It’s a sizable pile to step in, so to speak, and researchers—and Schneider herself—says female CEOs are more likely to do just that.
The glass cliff
Researchers Michelle Ryan and Alexander Haslam coined “the glass cliff” in a 2005 study that showed women are more likely than men to end up in jobs with a high risk of failure, and that when things are really going downhill, companies are more likely to appoint women to their boards. On “The Devil Wears Nada,” this week’s episode of Quartz’s podcast with Marketplace, Actuality, we talked about American Apparel, and why women often end up in charge of floundering companies—think Marissa Mayer at Yahoo, Virginia Rommetty at IBM, and Mary Barra at General Motors.
“I think women are more willing to take a chance, because turnarounds don’t always work,” Schneider told Quartz. “I think men are more tied into the ego of making sure that whatever they’re doing is going to absolutely work.”
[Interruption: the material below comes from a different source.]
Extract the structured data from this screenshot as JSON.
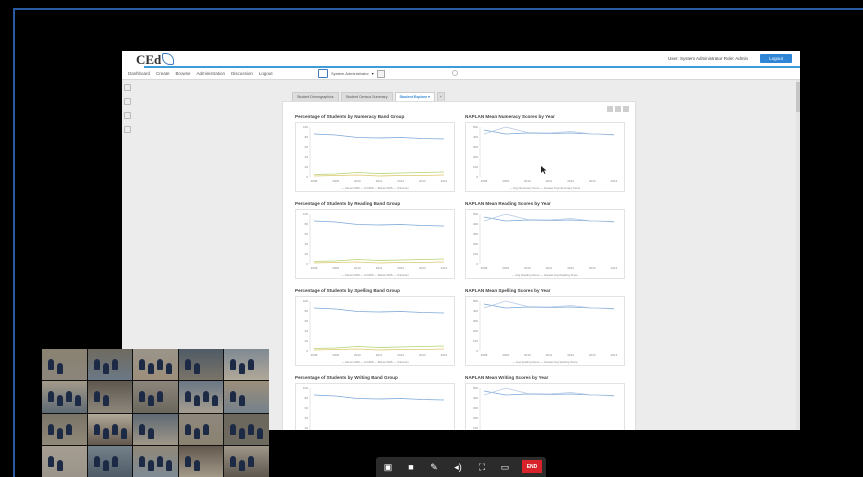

The risk of failure is exacerbated by the fact that female leaders such as Schneider are usually brought in from outside the company, making the job even tougher in a place where one’s network is comparatively weak.
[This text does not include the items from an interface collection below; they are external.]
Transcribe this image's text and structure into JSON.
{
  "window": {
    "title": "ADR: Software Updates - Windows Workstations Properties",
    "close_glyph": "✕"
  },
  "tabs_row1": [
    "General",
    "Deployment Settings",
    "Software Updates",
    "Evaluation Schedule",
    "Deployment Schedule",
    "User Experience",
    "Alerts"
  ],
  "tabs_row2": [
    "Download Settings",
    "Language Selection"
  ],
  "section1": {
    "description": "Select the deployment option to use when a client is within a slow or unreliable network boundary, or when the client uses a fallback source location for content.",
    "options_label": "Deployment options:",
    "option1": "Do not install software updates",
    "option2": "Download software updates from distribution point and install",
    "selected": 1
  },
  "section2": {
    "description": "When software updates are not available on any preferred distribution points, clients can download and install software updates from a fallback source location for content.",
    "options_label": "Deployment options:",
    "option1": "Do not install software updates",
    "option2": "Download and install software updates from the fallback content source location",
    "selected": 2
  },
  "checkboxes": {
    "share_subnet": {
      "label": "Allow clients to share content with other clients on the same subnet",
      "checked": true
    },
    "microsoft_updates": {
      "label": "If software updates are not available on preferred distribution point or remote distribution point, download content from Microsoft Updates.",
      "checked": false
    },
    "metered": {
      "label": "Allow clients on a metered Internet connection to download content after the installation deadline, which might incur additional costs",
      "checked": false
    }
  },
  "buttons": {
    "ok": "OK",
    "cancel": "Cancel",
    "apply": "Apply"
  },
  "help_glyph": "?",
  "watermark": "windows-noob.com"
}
Regardless of how you feel about American Apparel, there’s no denying its strength as a brand—a direct reflection of Charney’s entrepreneurial vision.
But, as so often is the case, it seems that with Charney’s vision and tenacity came a great ego and attitude. He sounds—by many, many accounts—like an extreme case of the “jerk bosses” we discussed on this week’s podcast. That alone is bad for business, but what might be worse is an inability to share some control with proper managers as a company grows.
American Apparel opened 450 stores in its first six years, acquiring considerable debt, and eventually teetering on the brink of bankruptcy in 2010—the same year its auditors, Deloitte & Touche, resigned after concluding the company’s financial reports were unreliable.
According to Schneider, about 60 people reported directly to Charney when she took the reins. A typical of direct reports for the CEO of a large corporation is about 10.
Had Charney stuck to what seems to have been his real talent—guiding the brand, rather than the company—and hired someone like Schneider to run the business much sooner, they might both be in better positions now. Instead, Charney is locked out of the company he founded, and Schneider is forced to try to run it without its founding genius.
Sophia Amoruso, the founder of another provocative clothing retailer that has grown at a breakneck pace, Nasty Gal, stepped aside in January to make room for a new CEO—incidentally, Sheree Waterson, who took the fall when Lululemon’s sheer yoga pants recall cost the company some $67 million in sales.
Amoruso titled her autobiographical book of business advice #Girlboss. Leaning on a CEO so she can play to her own strengths may be Amoruso’s most mature move yet—and one that creative entrepreneurs of any gender could stand to learn from.